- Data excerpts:
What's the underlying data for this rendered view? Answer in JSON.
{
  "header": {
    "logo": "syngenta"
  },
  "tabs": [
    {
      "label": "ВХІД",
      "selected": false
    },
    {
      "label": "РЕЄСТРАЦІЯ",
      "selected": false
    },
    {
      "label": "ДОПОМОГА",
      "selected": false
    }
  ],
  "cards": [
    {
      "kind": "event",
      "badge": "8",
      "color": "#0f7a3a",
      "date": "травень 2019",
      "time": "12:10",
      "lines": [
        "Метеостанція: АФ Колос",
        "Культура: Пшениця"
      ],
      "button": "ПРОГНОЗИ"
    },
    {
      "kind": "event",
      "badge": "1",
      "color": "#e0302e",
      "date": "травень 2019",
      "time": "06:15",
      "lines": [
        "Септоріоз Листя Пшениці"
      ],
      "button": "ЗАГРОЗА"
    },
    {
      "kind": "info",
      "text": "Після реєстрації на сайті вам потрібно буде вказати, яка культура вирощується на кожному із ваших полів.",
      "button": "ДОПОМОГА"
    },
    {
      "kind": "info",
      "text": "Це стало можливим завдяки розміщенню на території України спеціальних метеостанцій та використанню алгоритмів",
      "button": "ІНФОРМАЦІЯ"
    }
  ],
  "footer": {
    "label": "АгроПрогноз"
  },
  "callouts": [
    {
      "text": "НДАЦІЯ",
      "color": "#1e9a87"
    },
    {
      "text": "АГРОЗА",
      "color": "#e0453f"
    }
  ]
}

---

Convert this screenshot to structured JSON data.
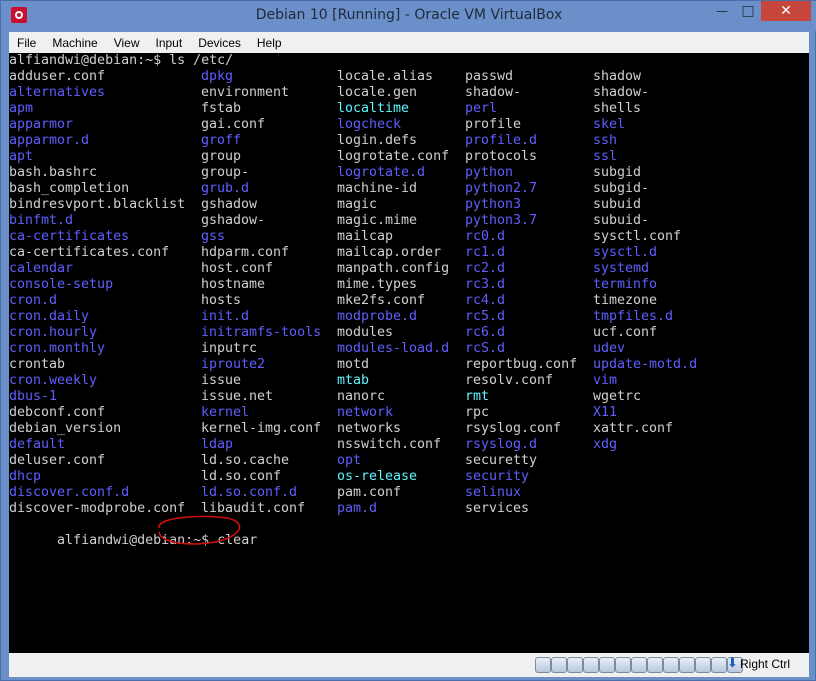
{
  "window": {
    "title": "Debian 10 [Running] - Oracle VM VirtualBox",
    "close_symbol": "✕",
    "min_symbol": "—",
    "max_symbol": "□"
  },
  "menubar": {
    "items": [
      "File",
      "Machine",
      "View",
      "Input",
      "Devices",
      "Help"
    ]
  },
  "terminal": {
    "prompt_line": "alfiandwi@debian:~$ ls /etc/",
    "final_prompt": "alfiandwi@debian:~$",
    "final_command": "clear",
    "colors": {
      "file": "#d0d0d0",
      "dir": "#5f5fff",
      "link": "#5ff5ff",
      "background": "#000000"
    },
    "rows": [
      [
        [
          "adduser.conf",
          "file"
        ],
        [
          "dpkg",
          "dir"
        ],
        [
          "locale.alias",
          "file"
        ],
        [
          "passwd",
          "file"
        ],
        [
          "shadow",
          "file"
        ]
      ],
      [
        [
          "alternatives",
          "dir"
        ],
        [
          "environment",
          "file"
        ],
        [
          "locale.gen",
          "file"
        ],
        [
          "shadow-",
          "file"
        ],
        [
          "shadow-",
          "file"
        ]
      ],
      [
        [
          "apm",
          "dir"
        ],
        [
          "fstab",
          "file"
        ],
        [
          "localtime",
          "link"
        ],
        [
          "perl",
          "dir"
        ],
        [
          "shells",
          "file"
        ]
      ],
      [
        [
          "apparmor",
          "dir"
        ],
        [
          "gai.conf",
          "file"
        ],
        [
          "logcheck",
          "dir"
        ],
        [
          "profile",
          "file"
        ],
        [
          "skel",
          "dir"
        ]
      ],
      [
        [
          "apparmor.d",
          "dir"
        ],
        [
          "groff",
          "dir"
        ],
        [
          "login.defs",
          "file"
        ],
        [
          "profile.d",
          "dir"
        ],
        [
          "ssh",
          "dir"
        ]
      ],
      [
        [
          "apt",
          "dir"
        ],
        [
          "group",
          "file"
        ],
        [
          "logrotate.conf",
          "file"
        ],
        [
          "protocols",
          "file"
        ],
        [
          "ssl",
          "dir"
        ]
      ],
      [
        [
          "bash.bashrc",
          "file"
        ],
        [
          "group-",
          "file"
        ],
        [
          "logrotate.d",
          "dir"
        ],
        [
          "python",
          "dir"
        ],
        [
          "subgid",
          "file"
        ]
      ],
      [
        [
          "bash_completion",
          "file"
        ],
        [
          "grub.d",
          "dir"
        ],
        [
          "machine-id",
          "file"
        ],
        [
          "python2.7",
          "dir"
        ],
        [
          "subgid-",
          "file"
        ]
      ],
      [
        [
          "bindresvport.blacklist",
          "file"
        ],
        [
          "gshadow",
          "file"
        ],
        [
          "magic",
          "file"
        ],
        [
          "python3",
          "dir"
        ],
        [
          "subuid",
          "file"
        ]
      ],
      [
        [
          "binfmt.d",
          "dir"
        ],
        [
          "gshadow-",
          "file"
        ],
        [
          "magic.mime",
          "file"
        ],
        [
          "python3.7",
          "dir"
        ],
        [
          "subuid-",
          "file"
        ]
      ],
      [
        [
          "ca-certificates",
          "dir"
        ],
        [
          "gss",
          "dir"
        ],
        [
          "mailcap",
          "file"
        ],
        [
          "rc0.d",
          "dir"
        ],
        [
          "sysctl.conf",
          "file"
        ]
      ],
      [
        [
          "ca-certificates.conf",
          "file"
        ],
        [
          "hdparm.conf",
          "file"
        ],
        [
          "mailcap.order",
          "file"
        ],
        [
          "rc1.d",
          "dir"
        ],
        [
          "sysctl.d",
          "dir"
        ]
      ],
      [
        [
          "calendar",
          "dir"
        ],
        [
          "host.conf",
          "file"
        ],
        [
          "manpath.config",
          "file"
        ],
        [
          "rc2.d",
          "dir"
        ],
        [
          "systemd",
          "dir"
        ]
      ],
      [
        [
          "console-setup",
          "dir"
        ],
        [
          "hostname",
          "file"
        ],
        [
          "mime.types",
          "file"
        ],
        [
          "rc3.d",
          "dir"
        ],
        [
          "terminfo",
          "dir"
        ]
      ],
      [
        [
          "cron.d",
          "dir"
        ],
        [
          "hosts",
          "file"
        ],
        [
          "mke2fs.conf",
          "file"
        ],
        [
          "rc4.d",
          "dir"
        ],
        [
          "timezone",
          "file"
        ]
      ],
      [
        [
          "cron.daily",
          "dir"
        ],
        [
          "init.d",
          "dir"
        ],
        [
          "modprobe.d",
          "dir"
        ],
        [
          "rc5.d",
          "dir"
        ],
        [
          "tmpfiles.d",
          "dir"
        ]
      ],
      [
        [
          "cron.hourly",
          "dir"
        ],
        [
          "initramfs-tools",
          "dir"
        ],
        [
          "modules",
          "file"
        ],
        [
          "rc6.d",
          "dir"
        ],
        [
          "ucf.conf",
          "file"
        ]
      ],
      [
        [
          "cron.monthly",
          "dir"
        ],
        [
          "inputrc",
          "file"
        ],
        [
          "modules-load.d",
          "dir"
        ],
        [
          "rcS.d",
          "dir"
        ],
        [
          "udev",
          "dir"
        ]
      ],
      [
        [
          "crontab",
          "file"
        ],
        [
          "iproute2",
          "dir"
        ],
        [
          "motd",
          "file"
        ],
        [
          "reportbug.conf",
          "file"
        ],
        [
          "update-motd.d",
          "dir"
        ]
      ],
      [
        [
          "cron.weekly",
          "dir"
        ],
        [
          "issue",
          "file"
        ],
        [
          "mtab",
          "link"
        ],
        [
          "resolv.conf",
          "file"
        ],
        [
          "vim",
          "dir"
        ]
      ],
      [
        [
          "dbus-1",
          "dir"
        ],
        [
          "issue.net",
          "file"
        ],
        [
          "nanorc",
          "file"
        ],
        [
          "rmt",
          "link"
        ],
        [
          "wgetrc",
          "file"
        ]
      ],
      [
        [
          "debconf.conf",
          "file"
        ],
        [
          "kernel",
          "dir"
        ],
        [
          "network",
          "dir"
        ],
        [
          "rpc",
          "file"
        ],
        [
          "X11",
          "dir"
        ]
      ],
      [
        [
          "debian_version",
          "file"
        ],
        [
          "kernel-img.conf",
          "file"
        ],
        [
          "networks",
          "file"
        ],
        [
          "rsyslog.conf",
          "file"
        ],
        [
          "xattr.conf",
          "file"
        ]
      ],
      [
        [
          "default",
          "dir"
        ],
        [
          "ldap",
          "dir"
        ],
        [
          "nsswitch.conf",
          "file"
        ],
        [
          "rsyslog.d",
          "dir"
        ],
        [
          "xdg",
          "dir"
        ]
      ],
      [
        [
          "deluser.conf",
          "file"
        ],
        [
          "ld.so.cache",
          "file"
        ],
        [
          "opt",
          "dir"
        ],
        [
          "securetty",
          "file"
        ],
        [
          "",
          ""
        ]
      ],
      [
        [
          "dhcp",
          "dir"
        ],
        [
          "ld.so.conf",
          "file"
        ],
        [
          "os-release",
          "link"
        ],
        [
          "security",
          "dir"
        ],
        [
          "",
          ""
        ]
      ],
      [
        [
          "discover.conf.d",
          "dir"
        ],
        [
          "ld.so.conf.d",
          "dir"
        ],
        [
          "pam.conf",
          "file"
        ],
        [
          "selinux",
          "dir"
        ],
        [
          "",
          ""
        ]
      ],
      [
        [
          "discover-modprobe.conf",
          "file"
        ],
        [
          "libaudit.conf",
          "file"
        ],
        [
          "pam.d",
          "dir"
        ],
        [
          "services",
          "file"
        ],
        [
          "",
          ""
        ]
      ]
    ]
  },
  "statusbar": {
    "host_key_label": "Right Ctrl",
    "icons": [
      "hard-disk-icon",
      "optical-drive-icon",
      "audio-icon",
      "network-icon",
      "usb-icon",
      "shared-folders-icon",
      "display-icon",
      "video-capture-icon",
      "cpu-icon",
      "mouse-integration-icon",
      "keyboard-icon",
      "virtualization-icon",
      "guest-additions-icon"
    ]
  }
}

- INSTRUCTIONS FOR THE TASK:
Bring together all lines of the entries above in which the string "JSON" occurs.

- REPLY TO THE EXERCISE:
What's the underlying data for this rendered view? Answer in JSON.
Convert this screenshot to structured JSON data.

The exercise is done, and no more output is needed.